Our plan had initially been to try to tow our car out, but as it was dark and the snow was so deep, we resigned ourselves to packing all of our gear into the truck and tying our canoe down in a very questionable manner over the truck roof and flatbed. I left a note on the dashboard of our car in the off-chance someone came down the road and found our abandoned vehicle, and we were off. What was an easy drive in on Friday night was an hour and twenty minute ordeal to drive out of, even with the high ground clearance of the four-wheel drive truck. Over an hour, to drive less than 30km!
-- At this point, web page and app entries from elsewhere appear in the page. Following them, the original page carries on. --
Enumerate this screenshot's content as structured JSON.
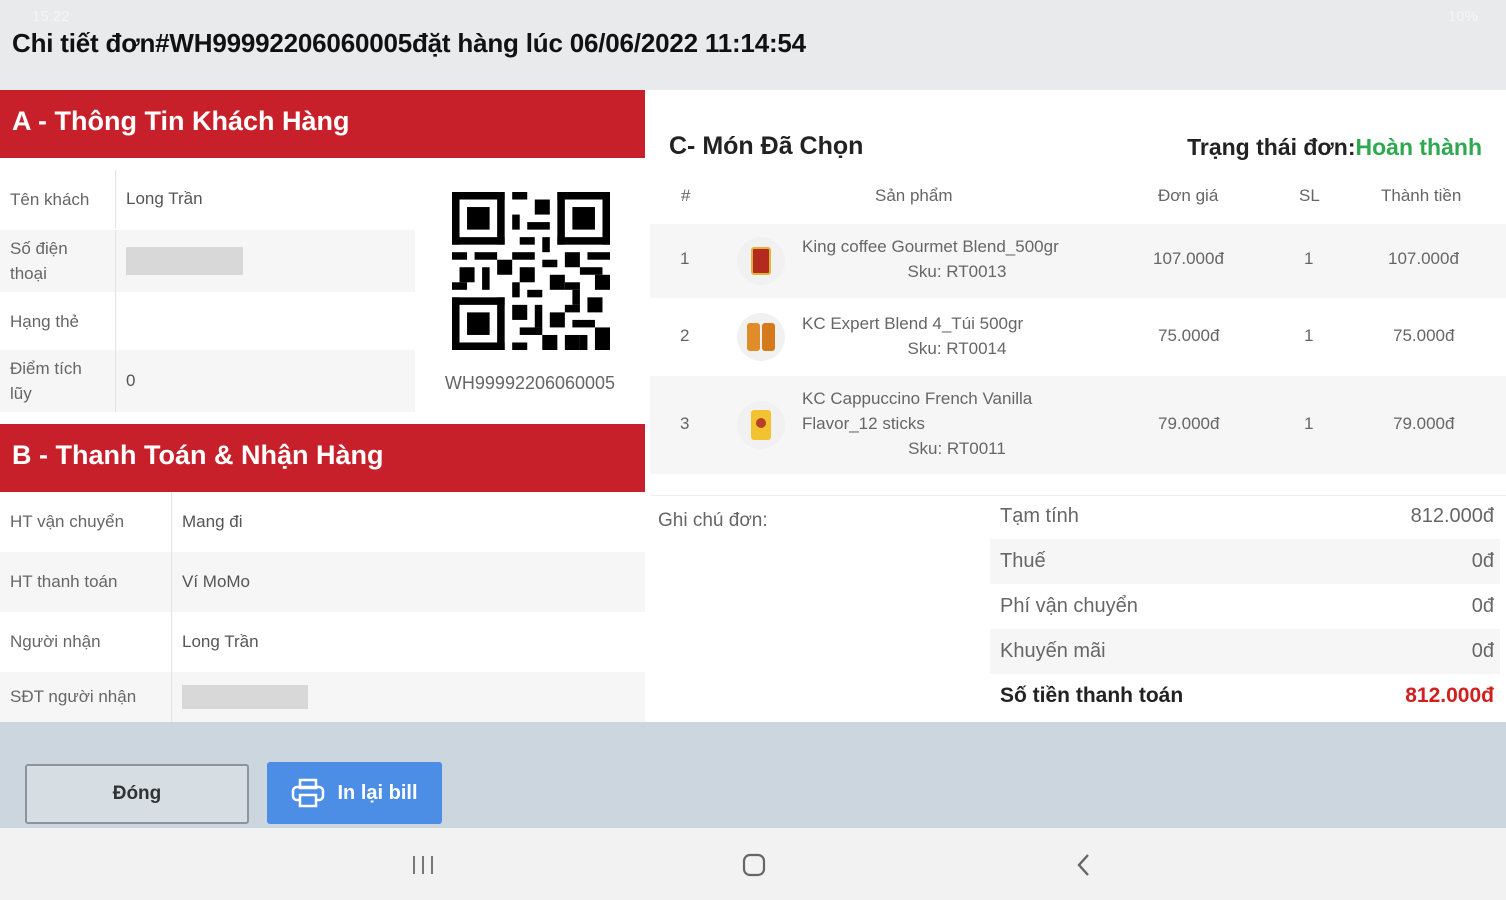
{
  "status_bar": {
    "time": "15:22",
    "right": "10%"
  },
  "header": {
    "title": "Chi tiết đơn#WH99992206060005đặt hàng lúc 06/06/2022 11:14:54"
  },
  "customer": {
    "heading": "A - Thông Tin Khách Hàng",
    "rows": [
      {
        "label": "Tên khách",
        "value": "Long Trần"
      },
      {
        "label": "Số điện thoại",
        "value": ""
      },
      {
        "label": "Hạng thẻ",
        "value": ""
      },
      {
        "label": "Điểm tích lũy",
        "value": "0"
      }
    ],
    "qr_code_text": "WH99992206060005"
  },
  "payment": {
    "heading": "B - Thanh Toán & Nhận Hàng",
    "rows": [
      {
        "label": "HT vận chuyển",
        "value": "Mang đi"
      },
      {
        "label": "HT thanh toán",
        "value": "Ví MoMo"
      },
      {
        "label": "Người nhận",
        "value": "Long Trần"
      },
      {
        "label": "SĐT người nhận",
        "value": ""
      }
    ]
  },
  "order": {
    "heading": "C- Món Đã Chọn",
    "status_label": "Trạng thái đơn:",
    "status_value": "Hoàn thành",
    "status_color": "#2fa84f",
    "columns": [
      "#",
      "Sản phẩm",
      "Đơn giá",
      "SL",
      "Thành tiền"
    ],
    "items": [
      {
        "no": "1",
        "name": "King coffee Gourmet Blend_500gr",
        "sku": "Sku: RT0013",
        "price": "107.000đ",
        "qty": "1",
        "total": "107.000đ"
      },
      {
        "no": "2",
        "name": "KC Expert Blend 4_Túi 500gr",
        "sku": "Sku: RT0014",
        "price": "75.000đ",
        "qty": "1",
        "total": "75.000đ"
      },
      {
        "no": "3",
        "name": "KC Cappuccino French Vanilla Flavor_12 sticks",
        "sku": "Sku: RT0011",
        "price": "79.000đ",
        "qty": "1",
        "total": "79.000đ"
      }
    ],
    "note_label": "Ghi chú đơn:",
    "summary": [
      {
        "label": "Tạm tính",
        "value": "812.000đ"
      },
      {
        "label": "Thuế",
        "value": "0đ"
      },
      {
        "label": "Phí vận chuyển",
        "value": "0đ"
      },
      {
        "label": "Khuyến mãi",
        "value": "0đ"
      }
    ],
    "total_label": "Số tiền thanh toán",
    "total_value": "812.000đ"
  },
  "actions": {
    "close_label": "Đóng",
    "print_label": "In lại bill"
  },
  "colors": {
    "brand_red": "#c8202a",
    "print_blue": "#4c8de6",
    "total_red": "#d0201f"
  }
}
Feeling rather sheepish, we took Cousin Ryan and Uncle Bradley out for a very expensive prime rib dinner in Rosseau before heading back to the family’s Muskoka home for the night, where we slept like babies, happy to be warm and safe.
The next morning, we tucked the canoe under their porch, Cousin Ryan drove us back to our home in Toronto, and we began to devise a plan to extract our automobile. The forecast showed a warming/melting trend with plenty of rain, so on Thursday night Andrew and Ryan once again drove north to stay overnight in Muskoka and went in early Friday morning with Uncle Bradley to rescue the car before the whole world froze all over again.
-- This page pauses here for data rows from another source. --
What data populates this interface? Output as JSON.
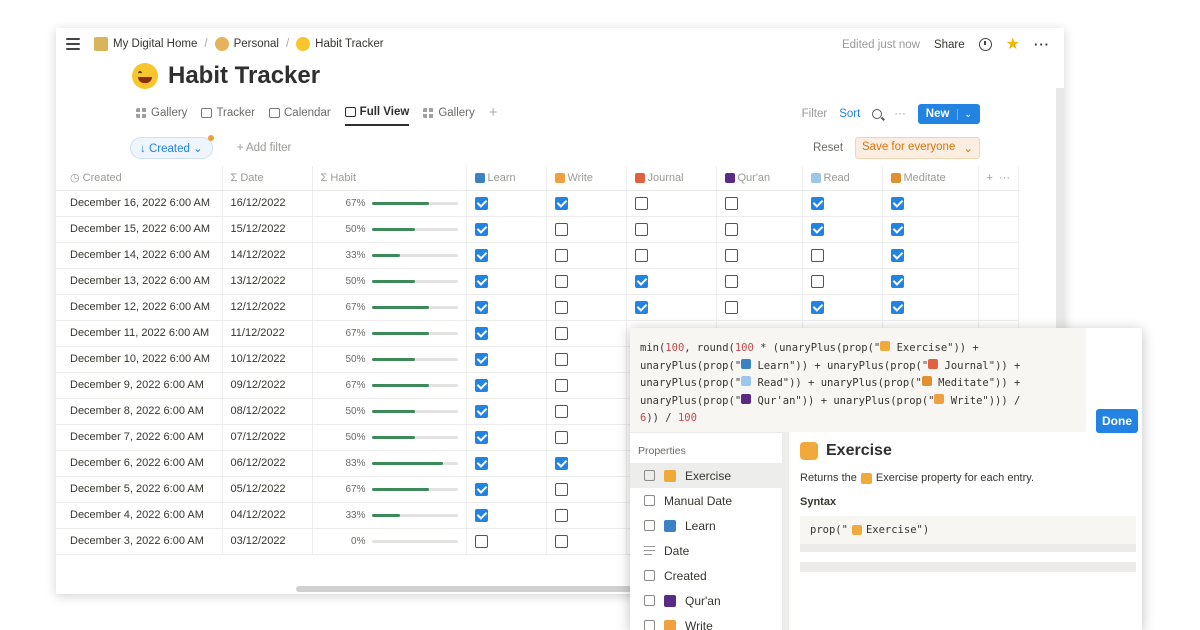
{
  "breadcrumb": {
    "home": "My Digital Home",
    "personal": "Personal",
    "page": "Habit Tracker"
  },
  "topbar": {
    "edited": "Edited just now",
    "share": "Share"
  },
  "page": {
    "title": "Habit Tracker"
  },
  "views": [
    {
      "label": "Gallery",
      "icon": "grid"
    },
    {
      "label": "Tracker",
      "icon": "table"
    },
    {
      "label": "Calendar",
      "icon": "calendar"
    },
    {
      "label": "Full View",
      "icon": "table"
    },
    {
      "label": "Gallery",
      "icon": "grid"
    }
  ],
  "toolbar": {
    "filter": "Filter",
    "sort": "Sort",
    "more": "···",
    "new": "New"
  },
  "filterbar": {
    "created_pill": "↓ Created ⌄",
    "add_filter": "+ Add filter",
    "reset": "Reset",
    "save": "Save for everyone"
  },
  "columns": {
    "created": "Created",
    "date": "Date",
    "habit": "Habit",
    "learn": "Learn",
    "write": "Write",
    "journal": "Journal",
    "quran": "Qur'an",
    "read": "Read",
    "meditate": "Meditate"
  },
  "rows": [
    {
      "created": "December 16, 2022 6:00 AM",
      "date": "16/12/2022",
      "habit": 67,
      "learn": true,
      "write": true,
      "journal": false,
      "quran": false,
      "read": true,
      "meditate": true
    },
    {
      "created": "December 15, 2022 6:00 AM",
      "date": "15/12/2022",
      "habit": 50,
      "learn": true,
      "write": false,
      "journal": false,
      "quran": false,
      "read": true,
      "meditate": true
    },
    {
      "created": "December 14, 2022 6:00 AM",
      "date": "14/12/2022",
      "habit": 33,
      "learn": true,
      "write": false,
      "journal": false,
      "quran": false,
      "read": false,
      "meditate": true
    },
    {
      "created": "December 13, 2022 6:00 AM",
      "date": "13/12/2022",
      "habit": 50,
      "learn": true,
      "write": false,
      "journal": true,
      "quran": false,
      "read": false,
      "meditate": true
    },
    {
      "created": "December 12, 2022 6:00 AM",
      "date": "12/12/2022",
      "habit": 67,
      "learn": true,
      "write": false,
      "journal": true,
      "quran": false,
      "read": true,
      "meditate": true
    },
    {
      "created": "December 11, 2022 6:00 AM",
      "date": "11/12/2022",
      "habit": 67,
      "learn": true,
      "write": false
    },
    {
      "created": "December 10, 2022 6:00 AM",
      "date": "10/12/2022",
      "habit": 50,
      "learn": true,
      "write": false
    },
    {
      "created": "December 9, 2022 6:00 AM",
      "date": "09/12/2022",
      "habit": 67,
      "learn": true,
      "write": false
    },
    {
      "created": "December 8, 2022 6:00 AM",
      "date": "08/12/2022",
      "habit": 50,
      "learn": true,
      "write": false
    },
    {
      "created": "December 7, 2022 6:00 AM",
      "date": "07/12/2022",
      "habit": 50,
      "learn": true,
      "write": false
    },
    {
      "created": "December 6, 2022 6:00 AM",
      "date": "06/12/2022",
      "habit": 83,
      "learn": true,
      "write": true
    },
    {
      "created": "December 5, 2022 6:00 AM",
      "date": "05/12/2022",
      "habit": 67,
      "learn": true,
      "write": false
    },
    {
      "created": "December 4, 2022 6:00 AM",
      "date": "04/12/2022",
      "habit": 33,
      "learn": true,
      "write": false
    },
    {
      "created": "December 3, 2022 6:00 AM",
      "date": "03/12/2022",
      "habit": 0,
      "learn": false,
      "write": false
    }
  ],
  "formula": {
    "done": "Done",
    "properties_title": "Properties",
    "properties": [
      {
        "label": "Exercise",
        "icon": "checkbox-icon",
        "emoji": "#f2a93b",
        "active": true
      },
      {
        "label": "Manual Date",
        "icon": "calendar-icon"
      },
      {
        "label": "Learn",
        "icon": "checkbox-icon",
        "emoji": "#3b82c4"
      },
      {
        "label": "Date",
        "icon": "text-lines-icon"
      },
      {
        "label": "Created",
        "icon": "calendar-icon"
      },
      {
        "label": "Qur'an",
        "icon": "checkbox-icon",
        "emoji": "#5b2a86"
      },
      {
        "label": "Write",
        "icon": "checkbox-icon",
        "emoji": "#f0a040"
      }
    ],
    "detail_title": "Exercise",
    "detail_desc_before": "Returns the",
    "detail_desc_after": "Exercise property for each entry.",
    "syntax_label": "Syntax",
    "syntax_before": "prop(\"",
    "syntax_after": "Exercise\")"
  },
  "colors": {
    "accent": "#2383e2",
    "bar": "#3c8a5a",
    "checked": "#2383e2"
  }
}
Cousin Ryan cleverly thought to bring a chainsaw along, which came in handy to deal with a massive downed tree lying across the road. The heavy snow and rain had caused a lot of washout, and in several places the water level of the small lakes on either side of the road was so high that there were streams gushing across the gravel, presenting new challenges to our long-suffering Mazda. The boys persevered and the car made it out in about forty minutes. All that was left to do was give Ryan some money for gas and pick up our canoe before beginning the drive home to the city. Thus, nearly a week later, Andrew got his wheels back. Much rejoicing!
Shoulder seasons certainly present many challenges. We believed we were doing things smartly and safely, yet we didn’t take into account what would happen if more snow fell than what was forecasted. We had plenty of warm clothes, food, and beverages, we had our InReach, dry suits for paddling, extra boots, a shovel, snow tires on our car… but all of that proved useless against a foot of snow with only a two-wheel drive hatchback. We applauded ourselves for going out Saturday morning to test the road conditions before setting up again. We patted ourselves on the back for staying warm and dry in a wet snowstorm. But come Sunday morning, we were kicking ourselves for not getting out while we still could. However, our little misadventure did teach us a valuable lesson, and, as I am not writing this from beyond the grave, we did make it out alive. And there weren’t any bugs, which was awesome. We won’t be heading out in those conditions without a more capable vehicle again, though… So, anyone want to buy a 2012 Mazda 3? I promise it’s only been ditched in a snowbank for less than a week.
I guess now I truly do feel that the paddling season is – sadly – finally over. It sure has been a fabulous year of many exciting excursions. We have been to the Credit River and the Sauble River, had shots fired above our heads in the Minesing Wetlands, spent two long weekends being mauled by blackflies and mosquitoes while paddling in Algonquin during spring and summer, braved the chop from Cherry Beach to Hanlan’s Point and back again on Lake Ontario, journeyed on a magical mystery tour for two weeks in the Chiniguchi and Sturgeon River systems in Temagami, got rained on for an entire weekend on the Severn River and contracted pneumonia, explored a chain of unnamed crown land lakes in the Archipelago with two of our best friends, and had a lake to ourselves in the Kawartha Highlands. This was a fitting end to a long season of canoeing fun. Still no moose, though.
See you at ice-out, Happy Adventure.